We wanted to be able to deliver on the core tenets of Call of Duty — cinematic intensity, the great things about having a tightly scripted, meticulously architected, carefully crafted cinematic setting and narrative setting — but also, inside the level, in the same level, have open areas of gameplay for people to explore and play with.

One of the things you could do inside the Strike Force levels was to be able to take over the fun vehicles and drones on the battlefield. That was one of our driving motivations behind introducing that. But we wanted to be able to make all of the things that you can do level-agnostic. You can actually hack a drone and take it over, but it’s a level-agnostic ability, which is distinctly different. Once you have that ability, once you’ve earned it and chosen to outfit yourself with it, you can then enjoy that in that level you’re playing.

The thing about it is, you could go back to a level where you never played with that, and we’ve architected the game so you can play and have fun with that. It doesn’t have to be a distinct level or a choice for the player. We didn’t have to change the game for the player when they make that choice. We wanted to make sure we gave you all the tools to have fun and then make it your choice about how you wanted to approach each level. We want you to go back and replay those levels and have a different experience and get more enjoyment out of the campaign than you’ve ever had in a Call of Duty game.

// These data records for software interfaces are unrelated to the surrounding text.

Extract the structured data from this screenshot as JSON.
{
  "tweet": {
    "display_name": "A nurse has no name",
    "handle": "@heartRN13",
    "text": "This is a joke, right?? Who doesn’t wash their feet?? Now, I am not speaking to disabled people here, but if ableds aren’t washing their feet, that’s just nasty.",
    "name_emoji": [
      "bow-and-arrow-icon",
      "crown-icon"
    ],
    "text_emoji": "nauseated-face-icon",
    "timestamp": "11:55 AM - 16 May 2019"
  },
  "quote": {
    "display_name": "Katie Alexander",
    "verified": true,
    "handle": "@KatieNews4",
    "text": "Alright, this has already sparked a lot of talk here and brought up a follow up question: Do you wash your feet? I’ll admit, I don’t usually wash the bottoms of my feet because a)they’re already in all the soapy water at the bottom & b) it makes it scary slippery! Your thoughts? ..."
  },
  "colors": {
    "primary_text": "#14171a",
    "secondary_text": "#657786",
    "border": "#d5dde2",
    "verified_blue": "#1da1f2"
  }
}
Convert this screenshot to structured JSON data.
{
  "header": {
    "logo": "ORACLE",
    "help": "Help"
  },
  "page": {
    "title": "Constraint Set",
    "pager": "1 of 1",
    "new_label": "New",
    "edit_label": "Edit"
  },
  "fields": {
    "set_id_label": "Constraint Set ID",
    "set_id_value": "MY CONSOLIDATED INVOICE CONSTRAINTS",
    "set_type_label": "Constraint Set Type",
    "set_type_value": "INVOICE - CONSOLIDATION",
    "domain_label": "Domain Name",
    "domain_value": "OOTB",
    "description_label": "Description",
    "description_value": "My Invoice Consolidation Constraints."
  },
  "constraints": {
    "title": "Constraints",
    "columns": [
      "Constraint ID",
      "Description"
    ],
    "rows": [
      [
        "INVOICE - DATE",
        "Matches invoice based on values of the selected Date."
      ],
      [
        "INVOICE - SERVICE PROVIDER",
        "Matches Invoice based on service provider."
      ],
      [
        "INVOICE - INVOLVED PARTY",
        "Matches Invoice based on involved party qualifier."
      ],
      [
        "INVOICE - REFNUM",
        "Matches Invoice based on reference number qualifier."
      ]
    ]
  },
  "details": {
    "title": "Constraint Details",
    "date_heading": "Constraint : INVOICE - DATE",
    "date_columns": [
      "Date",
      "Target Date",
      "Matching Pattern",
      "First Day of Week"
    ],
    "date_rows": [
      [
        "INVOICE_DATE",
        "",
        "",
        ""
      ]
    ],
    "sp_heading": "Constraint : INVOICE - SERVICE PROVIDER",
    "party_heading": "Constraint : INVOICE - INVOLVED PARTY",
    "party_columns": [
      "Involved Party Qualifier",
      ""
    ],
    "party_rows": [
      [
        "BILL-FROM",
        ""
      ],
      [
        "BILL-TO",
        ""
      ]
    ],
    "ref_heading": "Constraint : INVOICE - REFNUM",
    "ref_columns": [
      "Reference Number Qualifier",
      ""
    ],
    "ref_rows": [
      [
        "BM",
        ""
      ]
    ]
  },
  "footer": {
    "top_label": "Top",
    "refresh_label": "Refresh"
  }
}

Call of Duty: Black Ops III

Above: Call of Duty: Black Ops III

Image Credit: Activision